Four years ago, Jeremy undertook an enormous venture: to read a biography of every U.S. President. In case you’re wondering, there had been forty-five Commanders in Chief when he embarked on the journey. The project garnered the attention of Colorado Public Radio’s Ryan Warner, and in an Inauguration Day interview on CPR, Jeremy shared his vast knowledge of the lives of those who have held the highest office in the land. Not surprisingly, the project may ultimately lead to a book deal.
“I got to thinking about how I might somehow turn all the information I’ve acquired into a book – and I thought a lot about what ‘bookish’ thing having to do with the Presidents would sell,” Jeremy explains.
He’s currently working on a proposal, a daunting task in and of itself. Spoiler alert: The subject of his book will be Abraham Lincoln, the most written-about President in history. But Jeremy’s unique angle? That’s his story to tell. One thing is for sure – he’ll require a wide net of resources to pull off the research.
Jeremy leverages JCPL’s resources extensively to support his reading and investigations and admits he’s on the library’s website “all the time,” which is one of the reasons why he is a natural in his role as a volunteer usability tester for jeffcolibrary.org.
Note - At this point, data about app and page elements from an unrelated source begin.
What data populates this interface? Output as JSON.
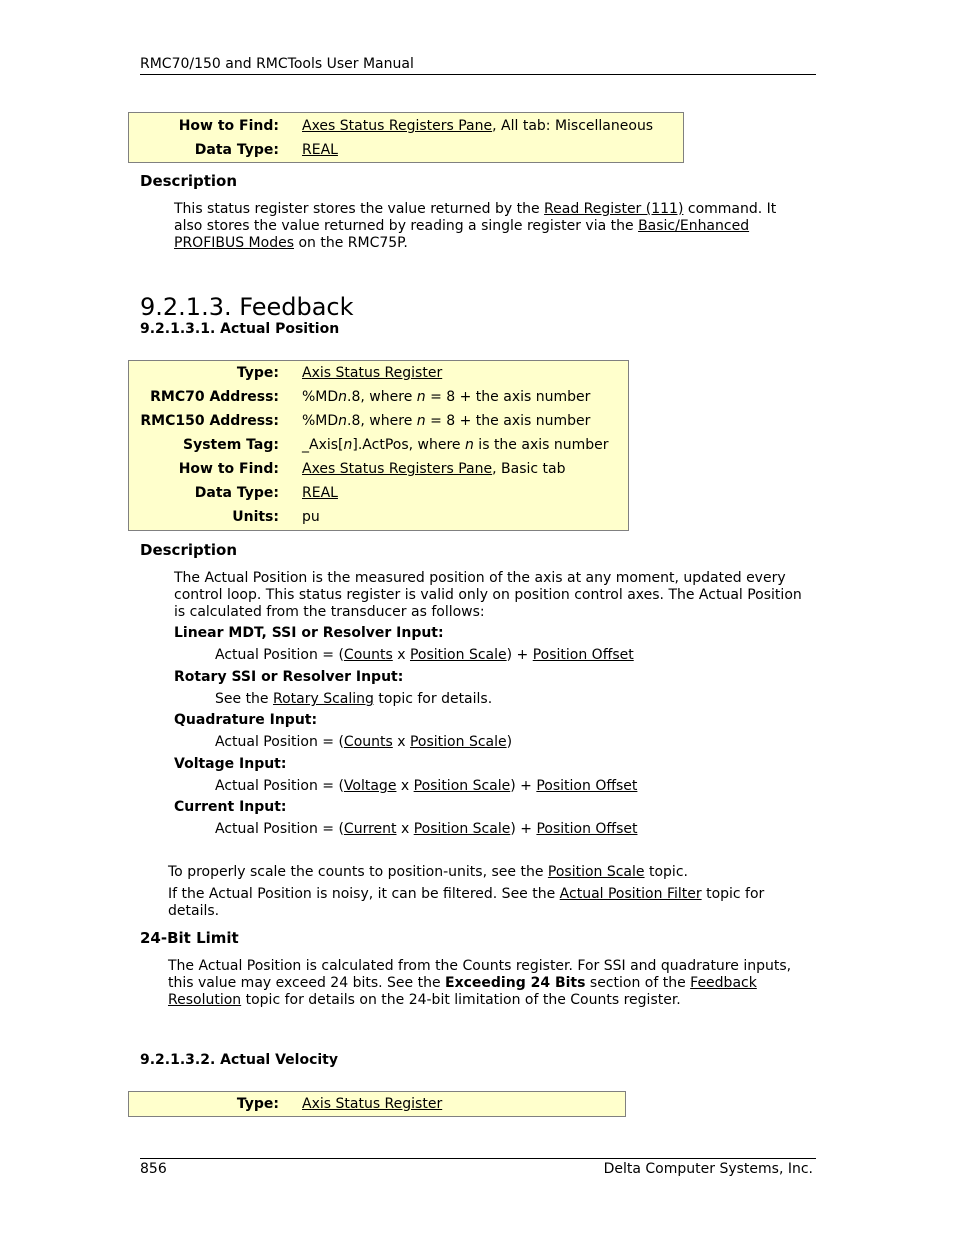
{
  "header": {
    "title": "RMC70/150 and RMCTools User Manual"
  },
  "footer": {
    "page_number": "856",
    "company": "Delta Computer Systems, Inc."
  },
  "top_table": {
    "rows": [
      {
        "label": "How to Find:",
        "link": "Axes Status Registers Pane",
        "rest": ", All tab: Miscellaneous"
      },
      {
        "label": "Data Type:",
        "link": "REAL",
        "rest": ""
      }
    ]
  },
  "top_description": {
    "heading": "Description",
    "t1": "This status register stores the value returned by the ",
    "link1": "Read Register (111)",
    "t2": " command. It also stores the value returned by reading a single register via the ",
    "link2": "Basic/Enhanced PROFIBUS Modes",
    "t3": " on the RMC75P."
  },
  "section": {
    "title": "9.2.1.3. Feedback"
  },
  "actual_position": {
    "title": "9.2.1.3.1. Actual Position",
    "table": {
      "type_label": "Type:",
      "type_link": "Axis Status Register",
      "rmc70_label": "RMC70 Address:",
      "rmc70_a": "%MD",
      "rmc70_n": "n",
      "rmc70_b": ".8, where ",
      "rmc70_n2": "n",
      "rmc70_c": " = 8 + the axis number",
      "rmc150_label": "RMC150 Address:",
      "rmc150_a": "%MD",
      "rmc150_n": "n",
      "rmc150_b": ".8, where ",
      "rmc150_n2": "n",
      "rmc150_c": " = 8 + the axis number",
      "tag_label": "System Tag:",
      "tag_a": "_Axis[",
      "tag_n": "n",
      "tag_b": "].ActPos, where ",
      "tag_n2": "n",
      "tag_c": " is the axis number",
      "find_label": "How to Find:",
      "find_link": "Axes Status Registers Pane",
      "find_rest": ", Basic tab",
      "dtype_label": "Data Type:",
      "dtype_link": "REAL",
      "units_label": "Units:",
      "units_value": "pu"
    },
    "description": {
      "heading": "Description",
      "intro": "The Actual Position is the measured position of the axis at any moment, updated every control loop. This status register is valid only on position control axes. The Actual Position is calculated from the transducer as follows:",
      "linear_label": "Linear MDT, SSI or Resolver Input:",
      "rotary_label": "Rotary SSI or Resolver Input:",
      "rotary_t1": "See the ",
      "rotary_link": "Rotary Scaling",
      "rotary_t2": " topic for details.",
      "quad_label": "Quadrature Input:",
      "voltage_label": "Voltage Input:",
      "current_label": "Current Input:",
      "formula_prefix": "Actual Position = (",
      "times": " x ",
      "close": ")",
      "plus": ") + ",
      "counts": "Counts",
      "voltage": "Voltage",
      "current": "Current",
      "position_scale": "Position Scale",
      "position_offset": "Position Offset",
      "scale_t1": "To properly scale the counts to position-units, see the ",
      "scale_link": "Position Scale",
      "scale_t2": " topic.",
      "filter_t1": "If the Actual Position is noisy, it can be filtered. See the ",
      "filter_link": "Actual Position Filter",
      "filter_t2": " topic for details."
    },
    "limit": {
      "heading": "24-Bit Limit",
      "t1": "The Actual Position is calculated from the Counts register. For SSI and quadrature inputs, this value may exceed 24 bits. See the ",
      "bold": "Exceeding 24 Bits",
      "t2": " section of the ",
      "link": "Feedback Resolution",
      "t3": " topic for details on the 24-bit limitation of the Counts register."
    }
  },
  "actual_velocity": {
    "title": "9.2.1.3.2. Actual Velocity",
    "type_label": "Type:",
    "type_link": "Axis Status Register"
  }
}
“I love the Jeffco Library system and the reach of Prospector,” Jeremy explains. “My wife Jane and I moved to Arvada back in 2015. Whenever I’m in a new location I always look for libraries and used book stores because I’ll find a selection of reading that I can’t get in a typical book store. I’m getting the personalities of the librarians – books and authors that I’ve never heard of. It’s magical, really. Such a great way of discovering books.”